Records to process ::
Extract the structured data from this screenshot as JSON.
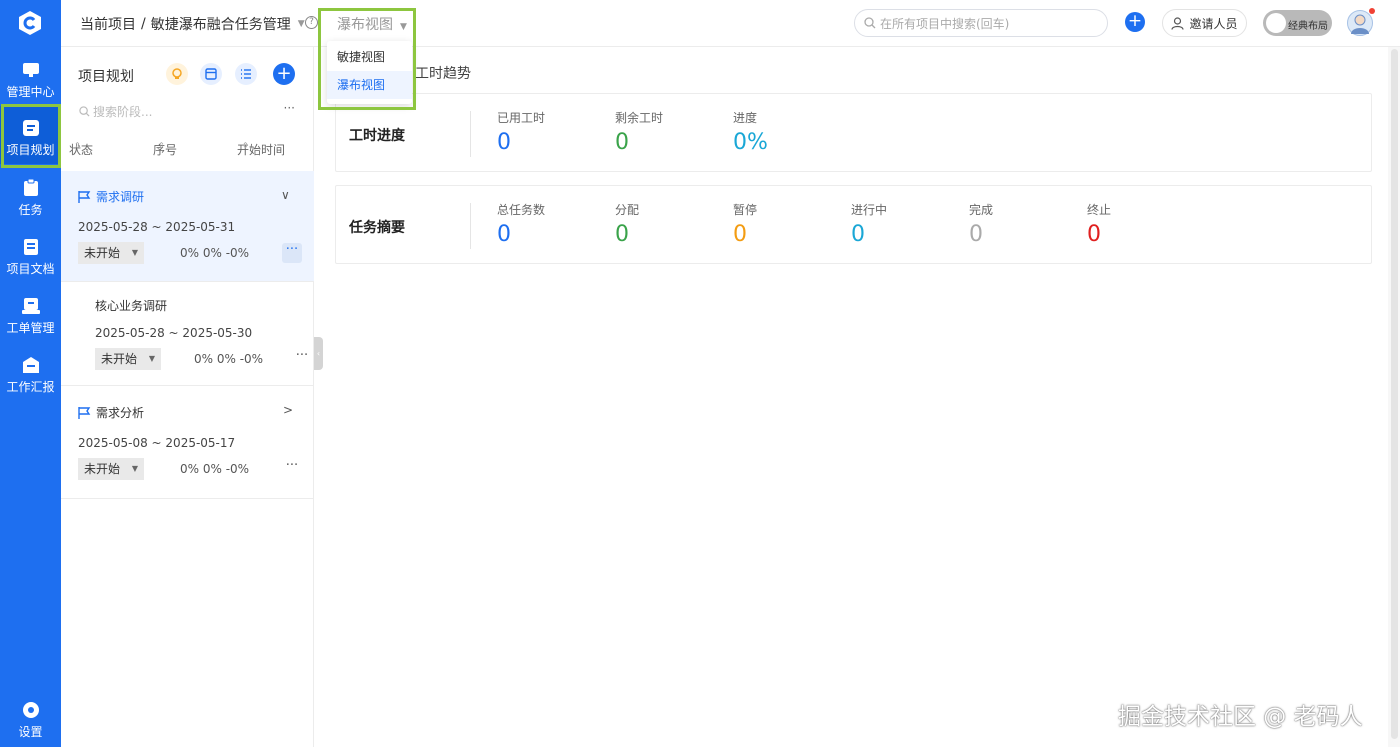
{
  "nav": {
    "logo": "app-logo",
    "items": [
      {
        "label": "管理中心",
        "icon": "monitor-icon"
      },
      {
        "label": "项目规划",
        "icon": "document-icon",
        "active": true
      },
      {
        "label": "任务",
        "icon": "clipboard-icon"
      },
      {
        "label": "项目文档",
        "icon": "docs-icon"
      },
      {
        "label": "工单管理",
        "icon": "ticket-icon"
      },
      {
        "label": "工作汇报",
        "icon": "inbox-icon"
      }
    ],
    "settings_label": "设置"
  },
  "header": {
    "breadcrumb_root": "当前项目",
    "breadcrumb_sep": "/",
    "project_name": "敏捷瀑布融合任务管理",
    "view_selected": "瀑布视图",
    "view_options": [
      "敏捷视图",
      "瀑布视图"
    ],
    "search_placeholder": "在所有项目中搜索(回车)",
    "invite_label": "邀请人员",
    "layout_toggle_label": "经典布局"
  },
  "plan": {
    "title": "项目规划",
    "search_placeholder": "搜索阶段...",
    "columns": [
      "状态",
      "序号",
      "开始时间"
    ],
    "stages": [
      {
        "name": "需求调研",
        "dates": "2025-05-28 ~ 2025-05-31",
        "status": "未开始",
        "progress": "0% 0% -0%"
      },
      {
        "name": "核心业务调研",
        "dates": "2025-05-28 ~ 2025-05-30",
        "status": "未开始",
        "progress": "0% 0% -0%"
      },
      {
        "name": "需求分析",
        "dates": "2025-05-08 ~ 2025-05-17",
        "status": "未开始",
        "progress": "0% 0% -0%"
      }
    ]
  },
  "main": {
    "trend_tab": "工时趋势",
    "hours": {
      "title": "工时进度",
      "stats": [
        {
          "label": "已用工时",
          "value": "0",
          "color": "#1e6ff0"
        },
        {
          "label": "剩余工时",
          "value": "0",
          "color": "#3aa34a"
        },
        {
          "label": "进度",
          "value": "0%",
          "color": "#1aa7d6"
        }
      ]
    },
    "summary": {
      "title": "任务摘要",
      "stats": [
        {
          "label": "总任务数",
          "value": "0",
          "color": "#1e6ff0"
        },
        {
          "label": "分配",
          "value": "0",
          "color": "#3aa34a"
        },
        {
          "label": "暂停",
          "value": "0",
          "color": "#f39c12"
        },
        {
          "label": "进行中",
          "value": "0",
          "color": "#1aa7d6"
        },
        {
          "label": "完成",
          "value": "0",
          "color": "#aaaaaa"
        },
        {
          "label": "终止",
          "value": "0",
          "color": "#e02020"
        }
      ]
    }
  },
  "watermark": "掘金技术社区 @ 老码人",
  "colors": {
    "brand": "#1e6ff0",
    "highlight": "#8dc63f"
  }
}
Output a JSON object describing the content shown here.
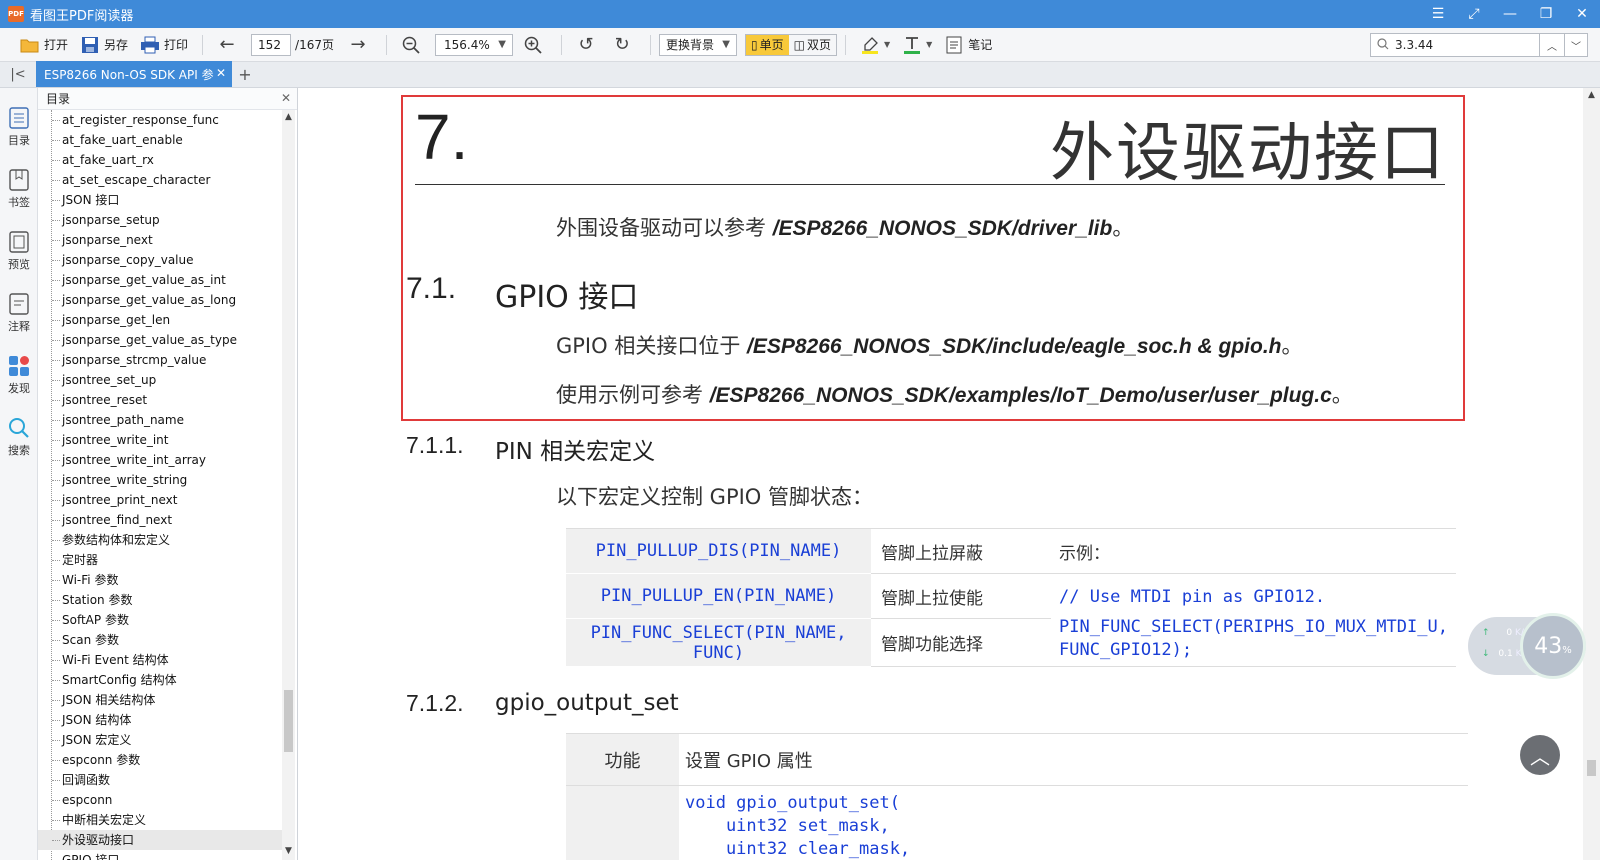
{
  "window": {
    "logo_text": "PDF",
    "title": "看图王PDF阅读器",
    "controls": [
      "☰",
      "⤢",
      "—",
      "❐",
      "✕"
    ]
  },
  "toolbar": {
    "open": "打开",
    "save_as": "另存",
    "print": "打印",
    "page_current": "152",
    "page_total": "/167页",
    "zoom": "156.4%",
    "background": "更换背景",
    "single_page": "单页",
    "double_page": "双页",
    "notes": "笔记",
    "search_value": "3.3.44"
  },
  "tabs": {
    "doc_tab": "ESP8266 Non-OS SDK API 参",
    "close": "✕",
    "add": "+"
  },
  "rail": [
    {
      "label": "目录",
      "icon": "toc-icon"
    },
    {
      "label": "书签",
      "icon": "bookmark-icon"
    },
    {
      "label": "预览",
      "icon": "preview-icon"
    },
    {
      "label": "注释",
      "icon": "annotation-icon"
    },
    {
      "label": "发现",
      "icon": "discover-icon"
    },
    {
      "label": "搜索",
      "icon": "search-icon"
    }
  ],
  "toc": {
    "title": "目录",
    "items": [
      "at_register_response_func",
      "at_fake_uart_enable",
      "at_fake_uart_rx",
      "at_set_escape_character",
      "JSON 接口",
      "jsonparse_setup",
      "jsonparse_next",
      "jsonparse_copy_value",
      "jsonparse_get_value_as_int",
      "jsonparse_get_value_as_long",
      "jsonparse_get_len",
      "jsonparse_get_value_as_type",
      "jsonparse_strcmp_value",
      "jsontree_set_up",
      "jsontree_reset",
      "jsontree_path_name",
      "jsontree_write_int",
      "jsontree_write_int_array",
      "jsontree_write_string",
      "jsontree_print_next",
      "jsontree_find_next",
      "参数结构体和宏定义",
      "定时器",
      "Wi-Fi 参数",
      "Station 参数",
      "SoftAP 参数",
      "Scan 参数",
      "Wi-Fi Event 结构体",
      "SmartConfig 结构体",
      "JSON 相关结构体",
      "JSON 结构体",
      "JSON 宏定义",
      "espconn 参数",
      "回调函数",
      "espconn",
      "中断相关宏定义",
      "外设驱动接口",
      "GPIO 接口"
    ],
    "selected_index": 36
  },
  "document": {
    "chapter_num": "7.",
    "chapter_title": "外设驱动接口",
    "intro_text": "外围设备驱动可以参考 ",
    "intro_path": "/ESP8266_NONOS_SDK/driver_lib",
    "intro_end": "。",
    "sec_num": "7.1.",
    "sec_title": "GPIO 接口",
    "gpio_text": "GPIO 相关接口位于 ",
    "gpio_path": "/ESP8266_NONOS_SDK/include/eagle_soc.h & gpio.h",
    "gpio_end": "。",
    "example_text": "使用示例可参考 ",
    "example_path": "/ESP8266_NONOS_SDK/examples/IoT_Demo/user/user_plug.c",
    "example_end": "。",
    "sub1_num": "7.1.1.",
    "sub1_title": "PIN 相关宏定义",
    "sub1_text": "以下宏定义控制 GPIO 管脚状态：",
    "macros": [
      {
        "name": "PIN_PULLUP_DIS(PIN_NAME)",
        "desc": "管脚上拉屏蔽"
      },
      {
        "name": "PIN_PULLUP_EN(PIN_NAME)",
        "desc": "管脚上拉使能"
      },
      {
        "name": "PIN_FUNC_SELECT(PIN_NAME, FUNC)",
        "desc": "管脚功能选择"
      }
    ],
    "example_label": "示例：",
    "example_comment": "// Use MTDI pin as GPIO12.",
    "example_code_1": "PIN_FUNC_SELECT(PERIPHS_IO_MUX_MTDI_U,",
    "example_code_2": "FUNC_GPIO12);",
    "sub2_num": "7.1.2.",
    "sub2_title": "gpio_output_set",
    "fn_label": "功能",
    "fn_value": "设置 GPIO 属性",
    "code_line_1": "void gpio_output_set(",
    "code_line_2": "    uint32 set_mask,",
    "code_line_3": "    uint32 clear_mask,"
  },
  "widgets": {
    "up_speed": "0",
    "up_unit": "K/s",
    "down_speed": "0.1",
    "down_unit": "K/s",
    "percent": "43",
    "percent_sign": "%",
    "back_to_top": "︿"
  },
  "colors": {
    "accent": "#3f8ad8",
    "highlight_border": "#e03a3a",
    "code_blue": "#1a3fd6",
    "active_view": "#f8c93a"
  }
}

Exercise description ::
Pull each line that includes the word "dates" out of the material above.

Solved problem ::
        "dates": "2025-05-28 ~ 2025-05-31",
        "dates": "2025-05-28 ~ 2025-05-30",
        "dates": "2025-05-08 ~ 2025-05-17",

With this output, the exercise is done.